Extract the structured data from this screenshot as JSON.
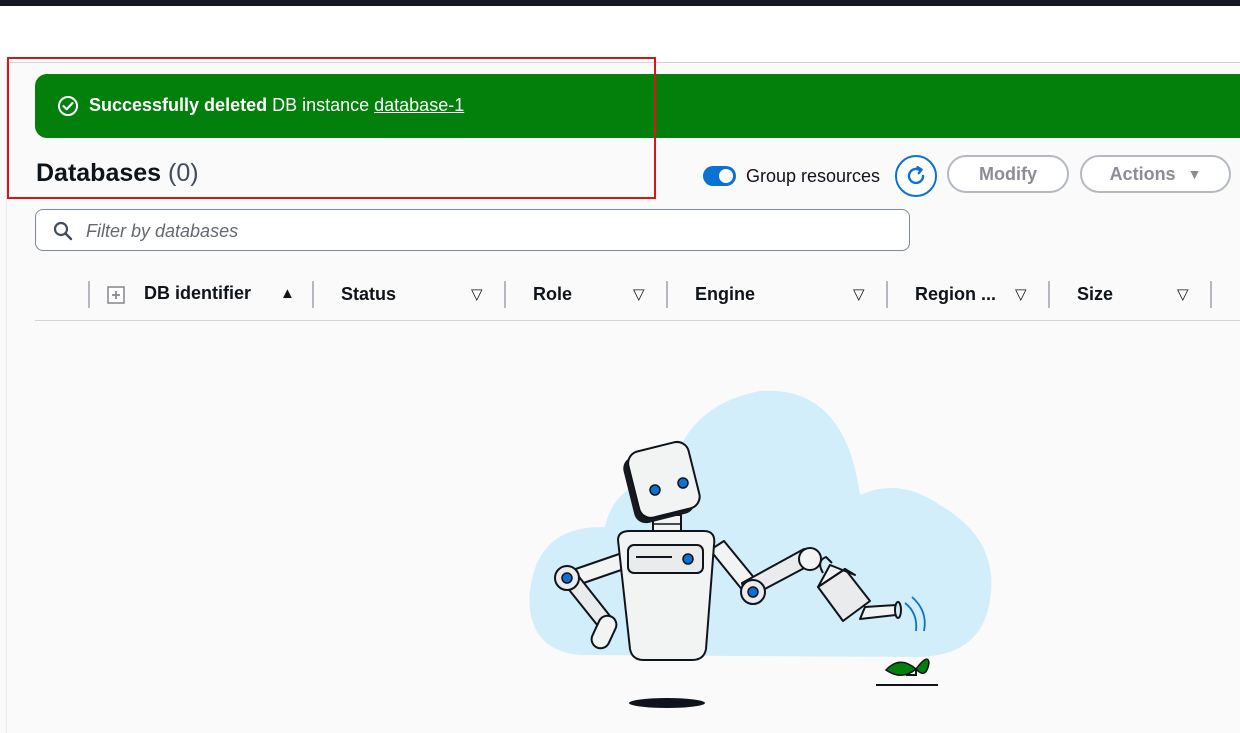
{
  "flash": {
    "bold_text": "Successfully deleted",
    "text": " DB instance ",
    "link": "database-1"
  },
  "page": {
    "title": "Databases",
    "count": "(0)"
  },
  "toolbar": {
    "group_resources_label": "Group resources",
    "group_resources_on": true,
    "modify_label": "Modify",
    "actions_label": "Actions"
  },
  "search": {
    "placeholder": "Filter by databases"
  },
  "table": {
    "columns": [
      {
        "label": "DB identifier",
        "sort": "▲"
      },
      {
        "label": "Status",
        "sort": "▽"
      },
      {
        "label": "Role",
        "sort": "▽"
      },
      {
        "label": "Engine",
        "sort": "▽"
      },
      {
        "label": "Region ...",
        "sort": "▽"
      },
      {
        "label": "Size",
        "sort": "▽"
      }
    ],
    "rows": []
  },
  "icons": {
    "flash_icon": "check-circle-icon",
    "refresh_icon": "refresh-icon",
    "search_icon": "search-icon",
    "expand_icon": "expand-all-icon",
    "actions_caret": "caret-down-icon"
  },
  "colors": {
    "success": "#037f0c",
    "primary": "#0972d3",
    "highlight": "#d91515"
  }
}
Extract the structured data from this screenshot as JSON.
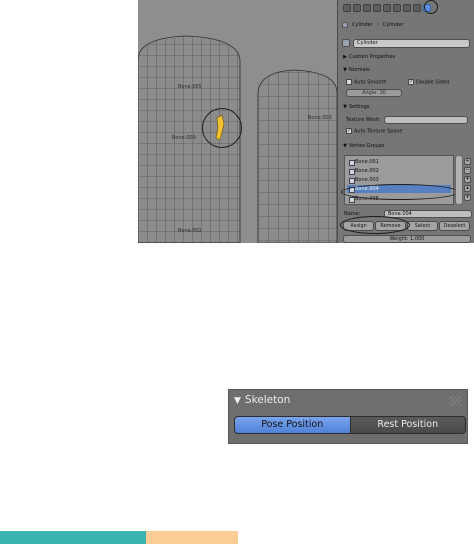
{
  "top_screenshot": {
    "viewport": {
      "bone_labels": [
        "Bone.005",
        "Bone.003",
        "Bone.009",
        "Bone.002"
      ]
    },
    "properties_panel": {
      "breadcrumb": {
        "object": "Cylinder",
        "mesh": "Cylinder"
      },
      "object_name": "Cylinder",
      "sections": {
        "custom_properties": "Custom Properties",
        "normals": "Normals",
        "settings": "Settings",
        "vertex_groups": "Vertex Groups"
      },
      "normals": {
        "auto_smooth": "Auto Smooth",
        "double_sided": "Double Sided",
        "angle": "Angle: 30"
      },
      "settings": {
        "texture_mesh_label": "Texture Mesh:",
        "auto_texture_space": "Auto Texture Space"
      },
      "vertex_group_items": [
        "Bone.001",
        "Bone.002",
        "Bone.003",
        "Bone.004",
        "Bone.005"
      ],
      "selected_group": "Bone.004",
      "name_label": "Name:",
      "name_value": "Bone.004",
      "buttons": {
        "assign": "Assign",
        "remove": "Remove",
        "select": "Select",
        "deselect": "Deselect"
      },
      "weight": "Weight: 1.000"
    }
  },
  "skeleton_panel": {
    "title": "Skeleton",
    "pose_position": "Pose Position",
    "rest_position": "Rest Position"
  },
  "colors": {
    "teal_bar": "#3bb3b1",
    "peach_bar": "#fbcc95",
    "selected_blue": "#5f8ee0"
  }
}
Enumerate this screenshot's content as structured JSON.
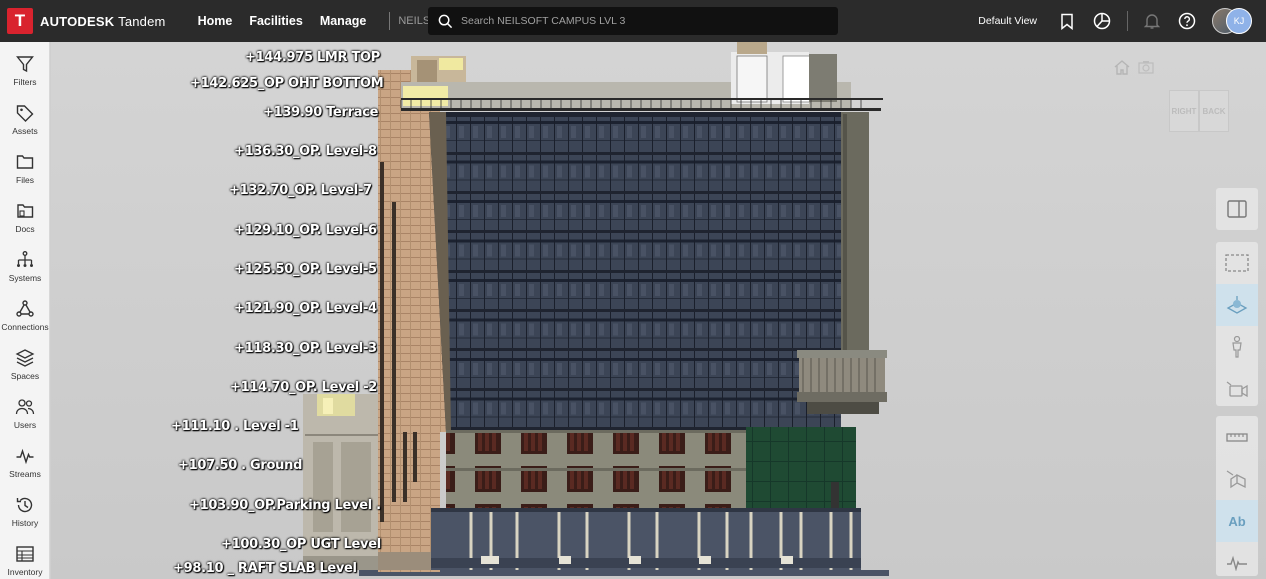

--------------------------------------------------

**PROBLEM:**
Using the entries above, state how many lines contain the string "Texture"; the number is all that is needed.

**FINISHED EXERCISE:**
2